This depicts a fundamental shift in the policy defining the generation capacity mix, the report maintains. A long-term vision of reducing the country's carbon footprint is reflected in South Africa's emphasis on including imported power, particularly hydro, into the future generation mix, a clear departure from the region's historic power flows.
Yet, the increase of natural gas and hydro resources is heavily reliant on countries such as Mozambique and the Democratic Republic of Congo, respectively, to complete development projects. Similarly, the construction costs of nuclear assets are relatively expensive compared to coal.
These factors imply that electricity generated by nuclear power plants will result in higher prices for end users in the near, but not necessarily, long term. It also reflects the ongoing challenges developing nations encounter when balancing an emphasis on greenhouse gas emission reduction against available energy resources within a country.
On the renewables front, the Renewable Energy Independent Power Producer Programme (REIPPP) has brought about liberalisation of the power sector mainly driven by the private sector and an enabling policy environment.
However, coal still remains an important factor in the South African power generation mix and opportunities exist to investment in technologies to produce energy from coal and coal equipment in a cleaner manner.
Use of technologies to reduce emissions from coal such as carbon capture and flue gas desulphurisation equipment should also be considered as part of the long term strategy. Although there are challenges, South Africa provides many opportunities for astute investors in the power sector.

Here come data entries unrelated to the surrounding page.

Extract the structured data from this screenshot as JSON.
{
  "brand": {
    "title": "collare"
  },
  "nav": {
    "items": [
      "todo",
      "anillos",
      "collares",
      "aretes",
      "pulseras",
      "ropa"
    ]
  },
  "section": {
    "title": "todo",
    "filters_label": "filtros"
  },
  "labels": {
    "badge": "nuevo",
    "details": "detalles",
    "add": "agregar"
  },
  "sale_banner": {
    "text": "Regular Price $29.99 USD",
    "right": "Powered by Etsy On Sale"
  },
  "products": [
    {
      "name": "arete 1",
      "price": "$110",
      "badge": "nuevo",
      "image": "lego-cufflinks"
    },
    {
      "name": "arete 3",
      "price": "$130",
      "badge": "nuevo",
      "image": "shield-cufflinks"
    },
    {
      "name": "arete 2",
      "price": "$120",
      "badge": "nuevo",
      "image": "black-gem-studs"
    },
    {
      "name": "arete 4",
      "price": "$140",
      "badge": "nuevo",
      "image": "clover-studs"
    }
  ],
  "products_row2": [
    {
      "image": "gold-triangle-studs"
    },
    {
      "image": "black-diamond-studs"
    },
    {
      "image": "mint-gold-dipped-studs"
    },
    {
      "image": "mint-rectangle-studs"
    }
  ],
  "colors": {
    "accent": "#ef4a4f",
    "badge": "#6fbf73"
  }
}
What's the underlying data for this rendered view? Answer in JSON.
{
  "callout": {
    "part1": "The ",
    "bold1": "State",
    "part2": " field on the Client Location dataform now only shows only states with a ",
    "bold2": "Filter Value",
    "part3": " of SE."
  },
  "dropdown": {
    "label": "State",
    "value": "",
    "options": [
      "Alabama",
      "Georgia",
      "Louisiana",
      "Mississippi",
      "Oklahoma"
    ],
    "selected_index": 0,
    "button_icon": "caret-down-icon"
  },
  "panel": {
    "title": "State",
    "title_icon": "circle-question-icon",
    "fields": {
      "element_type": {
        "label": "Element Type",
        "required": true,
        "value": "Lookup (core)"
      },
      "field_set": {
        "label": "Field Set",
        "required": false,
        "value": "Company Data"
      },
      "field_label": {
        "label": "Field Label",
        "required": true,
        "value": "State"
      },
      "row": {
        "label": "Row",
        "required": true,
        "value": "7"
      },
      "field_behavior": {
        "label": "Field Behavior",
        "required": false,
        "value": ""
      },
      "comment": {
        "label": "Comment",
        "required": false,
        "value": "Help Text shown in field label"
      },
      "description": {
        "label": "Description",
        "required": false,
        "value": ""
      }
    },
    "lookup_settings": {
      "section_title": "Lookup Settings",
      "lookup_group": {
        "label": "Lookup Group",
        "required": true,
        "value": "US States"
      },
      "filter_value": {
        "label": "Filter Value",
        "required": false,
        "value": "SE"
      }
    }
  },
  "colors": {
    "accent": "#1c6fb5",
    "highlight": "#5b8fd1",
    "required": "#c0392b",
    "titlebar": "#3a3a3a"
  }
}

Critical among the surmountable risks is a need for power sector investments to be coordinated with industrial investments and other infrastructure development programmes. This ensures capacity additions will service actual buyers, and that investments are not stranded by poor demand.